This weekend there are formal celebrations taking place around the nation, but people are welcome to drop in to a church near them. If you live around Mentone/ Cheltenham, we’d love you to join us this Sunday at 10am, as we open the Bible together and hear of wonderful thing from God.
Also, the Bible Society is giving away free Bibles to anyone interested. If you’re visiting Mentone we are also very happy to give you a free Bible.
On the way to 100 million reads! (hyperbole intended)
It’s one year since I began this blog. Blogging is a work in progress; not unlike learning to the play piano. You have to practice regularly, and as you do one discovers that there is yet more improvement to be had.
From the vault, here are the 10 most read articles that I’ve written thus far (I’m not including pieces published in the media and other sites). A couple from the previous blog have snuck in as they continue to be read.
This list shouldn’t be confused as being synonymous with the most significant articles from the blog, but those which have attracted the highest readership.
Also interesting is how social issues dominate the list, rather than posts which focused on theological and church matters. I suspect this is due to the fact that ethical questions have broader interest than issues facing a Christian denomination, amongst others things.
‘Freedom of Speech’ is a significant social and political issue in Australia. The topic is being debated by the major parties in the current Federal election, and is an important issue for all Australians.
Mr Tim Wilson is the Liberal candidate for the Division of Goldstein. He was a public policy analyst and a commentator who was the Australian Human Rights Commissioner from 2014 until his resignation in 2016.
Dr Michael Bird is a lecturer of theology at Ridley College. He is one of Australia’s most distinguished theologians, having written over 20 books and speaking at conferences across Australia, the UK, and USA.
Both speakers have offered important contributions to this topic of ‘Freedom of Speech’, and it is a privilege to have them share the platform for this symposium.

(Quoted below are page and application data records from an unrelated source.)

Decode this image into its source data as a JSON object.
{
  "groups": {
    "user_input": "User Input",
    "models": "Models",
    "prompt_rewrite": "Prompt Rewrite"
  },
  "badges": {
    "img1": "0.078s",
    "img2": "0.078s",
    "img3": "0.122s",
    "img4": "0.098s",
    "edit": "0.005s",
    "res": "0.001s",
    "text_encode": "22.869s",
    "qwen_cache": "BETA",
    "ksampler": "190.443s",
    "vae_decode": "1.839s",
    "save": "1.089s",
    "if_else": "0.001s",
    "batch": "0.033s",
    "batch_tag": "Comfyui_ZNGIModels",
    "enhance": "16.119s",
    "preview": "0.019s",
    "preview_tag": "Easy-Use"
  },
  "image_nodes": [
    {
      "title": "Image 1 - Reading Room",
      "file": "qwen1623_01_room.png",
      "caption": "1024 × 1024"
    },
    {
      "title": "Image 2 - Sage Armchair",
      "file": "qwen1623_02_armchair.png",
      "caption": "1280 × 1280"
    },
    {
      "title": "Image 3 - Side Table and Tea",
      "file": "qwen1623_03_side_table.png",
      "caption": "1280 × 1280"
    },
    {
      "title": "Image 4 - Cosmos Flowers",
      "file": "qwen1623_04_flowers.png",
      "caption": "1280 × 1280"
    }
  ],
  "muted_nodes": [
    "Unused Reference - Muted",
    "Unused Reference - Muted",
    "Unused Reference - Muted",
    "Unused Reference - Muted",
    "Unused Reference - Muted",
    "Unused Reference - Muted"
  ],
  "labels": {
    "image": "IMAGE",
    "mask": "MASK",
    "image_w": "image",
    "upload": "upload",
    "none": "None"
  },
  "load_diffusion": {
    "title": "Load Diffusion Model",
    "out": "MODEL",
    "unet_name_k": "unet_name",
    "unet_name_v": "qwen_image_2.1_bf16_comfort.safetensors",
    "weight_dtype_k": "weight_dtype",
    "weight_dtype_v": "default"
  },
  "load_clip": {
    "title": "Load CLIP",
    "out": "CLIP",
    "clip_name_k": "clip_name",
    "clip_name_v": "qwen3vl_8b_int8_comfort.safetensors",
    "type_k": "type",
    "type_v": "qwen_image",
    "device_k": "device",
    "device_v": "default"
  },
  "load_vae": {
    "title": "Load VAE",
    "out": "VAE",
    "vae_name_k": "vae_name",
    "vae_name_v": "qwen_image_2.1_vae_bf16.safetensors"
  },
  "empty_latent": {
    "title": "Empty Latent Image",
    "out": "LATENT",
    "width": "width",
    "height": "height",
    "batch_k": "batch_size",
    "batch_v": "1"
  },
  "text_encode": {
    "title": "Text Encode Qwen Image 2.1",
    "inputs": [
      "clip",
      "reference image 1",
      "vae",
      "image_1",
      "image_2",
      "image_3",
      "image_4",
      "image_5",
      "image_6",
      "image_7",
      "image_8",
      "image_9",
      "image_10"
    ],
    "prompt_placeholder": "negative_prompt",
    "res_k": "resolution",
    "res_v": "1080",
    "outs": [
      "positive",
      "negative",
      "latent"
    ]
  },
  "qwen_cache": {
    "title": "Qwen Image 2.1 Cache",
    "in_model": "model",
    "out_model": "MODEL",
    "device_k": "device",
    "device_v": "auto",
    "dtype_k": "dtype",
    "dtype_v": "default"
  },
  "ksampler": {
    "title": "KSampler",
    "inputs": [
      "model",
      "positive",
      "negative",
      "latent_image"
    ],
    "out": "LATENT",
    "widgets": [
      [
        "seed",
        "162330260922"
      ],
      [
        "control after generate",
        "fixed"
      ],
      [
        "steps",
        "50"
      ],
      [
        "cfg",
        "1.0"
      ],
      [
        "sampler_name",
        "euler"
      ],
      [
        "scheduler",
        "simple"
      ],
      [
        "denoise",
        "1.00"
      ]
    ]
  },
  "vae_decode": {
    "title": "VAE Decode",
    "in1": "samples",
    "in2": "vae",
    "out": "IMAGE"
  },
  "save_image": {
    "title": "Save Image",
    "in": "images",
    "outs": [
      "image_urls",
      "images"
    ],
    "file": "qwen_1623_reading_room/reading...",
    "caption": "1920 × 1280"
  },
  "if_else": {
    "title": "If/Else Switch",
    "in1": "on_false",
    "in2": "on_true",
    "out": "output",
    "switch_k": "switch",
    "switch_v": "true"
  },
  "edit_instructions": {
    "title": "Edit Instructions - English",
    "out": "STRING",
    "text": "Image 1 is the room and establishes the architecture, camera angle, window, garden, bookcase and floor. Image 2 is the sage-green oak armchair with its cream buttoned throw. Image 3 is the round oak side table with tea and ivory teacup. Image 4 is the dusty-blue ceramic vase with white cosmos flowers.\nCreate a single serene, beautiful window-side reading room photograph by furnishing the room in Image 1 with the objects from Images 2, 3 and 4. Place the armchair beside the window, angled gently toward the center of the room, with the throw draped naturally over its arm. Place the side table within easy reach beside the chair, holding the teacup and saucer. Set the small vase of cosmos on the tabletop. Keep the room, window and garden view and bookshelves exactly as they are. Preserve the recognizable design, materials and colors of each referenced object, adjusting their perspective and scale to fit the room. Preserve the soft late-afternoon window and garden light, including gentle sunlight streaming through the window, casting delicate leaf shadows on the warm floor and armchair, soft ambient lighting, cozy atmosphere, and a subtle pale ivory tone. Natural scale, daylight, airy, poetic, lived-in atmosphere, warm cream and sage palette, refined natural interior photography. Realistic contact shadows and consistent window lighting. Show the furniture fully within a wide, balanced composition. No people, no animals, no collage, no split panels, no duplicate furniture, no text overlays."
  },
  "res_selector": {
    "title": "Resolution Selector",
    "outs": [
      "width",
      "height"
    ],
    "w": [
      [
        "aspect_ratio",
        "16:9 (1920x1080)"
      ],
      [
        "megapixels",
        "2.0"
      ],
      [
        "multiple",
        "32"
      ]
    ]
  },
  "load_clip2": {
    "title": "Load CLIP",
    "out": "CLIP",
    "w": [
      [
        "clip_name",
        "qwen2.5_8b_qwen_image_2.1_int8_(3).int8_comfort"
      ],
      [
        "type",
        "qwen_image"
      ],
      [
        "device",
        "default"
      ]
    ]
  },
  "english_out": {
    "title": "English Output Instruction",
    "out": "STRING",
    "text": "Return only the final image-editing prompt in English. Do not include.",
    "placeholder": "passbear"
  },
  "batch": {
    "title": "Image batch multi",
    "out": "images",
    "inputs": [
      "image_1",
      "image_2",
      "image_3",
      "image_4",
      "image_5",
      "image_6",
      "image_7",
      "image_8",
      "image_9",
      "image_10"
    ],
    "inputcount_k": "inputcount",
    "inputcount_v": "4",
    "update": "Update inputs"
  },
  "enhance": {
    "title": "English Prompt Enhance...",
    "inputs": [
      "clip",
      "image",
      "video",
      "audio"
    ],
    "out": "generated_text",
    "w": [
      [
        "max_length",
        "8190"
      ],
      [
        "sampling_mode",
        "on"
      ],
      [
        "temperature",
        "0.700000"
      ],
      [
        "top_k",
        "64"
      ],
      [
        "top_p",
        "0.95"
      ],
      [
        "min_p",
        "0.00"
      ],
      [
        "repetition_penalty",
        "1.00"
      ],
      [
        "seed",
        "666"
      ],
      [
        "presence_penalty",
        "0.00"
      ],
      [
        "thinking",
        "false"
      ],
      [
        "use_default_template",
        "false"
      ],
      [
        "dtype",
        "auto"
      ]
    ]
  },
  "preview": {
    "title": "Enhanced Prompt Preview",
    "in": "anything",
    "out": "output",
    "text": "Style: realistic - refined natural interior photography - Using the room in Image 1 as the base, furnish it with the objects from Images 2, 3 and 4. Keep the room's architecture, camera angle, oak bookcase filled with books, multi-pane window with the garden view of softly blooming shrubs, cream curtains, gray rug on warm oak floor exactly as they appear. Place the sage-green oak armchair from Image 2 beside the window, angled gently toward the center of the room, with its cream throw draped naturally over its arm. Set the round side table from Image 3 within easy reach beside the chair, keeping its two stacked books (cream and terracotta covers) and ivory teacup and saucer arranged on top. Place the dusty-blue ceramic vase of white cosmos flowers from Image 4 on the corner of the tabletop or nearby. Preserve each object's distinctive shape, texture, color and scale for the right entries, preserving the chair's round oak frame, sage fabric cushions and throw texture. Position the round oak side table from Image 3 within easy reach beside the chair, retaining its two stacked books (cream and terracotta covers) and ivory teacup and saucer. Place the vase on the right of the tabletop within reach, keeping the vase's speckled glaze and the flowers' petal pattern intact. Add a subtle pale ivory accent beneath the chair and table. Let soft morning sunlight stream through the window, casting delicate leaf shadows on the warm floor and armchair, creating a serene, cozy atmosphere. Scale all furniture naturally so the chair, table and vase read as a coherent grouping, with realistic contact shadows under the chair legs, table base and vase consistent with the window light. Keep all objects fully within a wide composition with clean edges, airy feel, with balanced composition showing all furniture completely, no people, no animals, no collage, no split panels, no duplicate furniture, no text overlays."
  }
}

The evening will consist of an address by each speaker, an opportunity for them to reply to the other’s presentation, and there will be a time for question and answer from the floor.
Refreshments will be served at the conclusion of the evening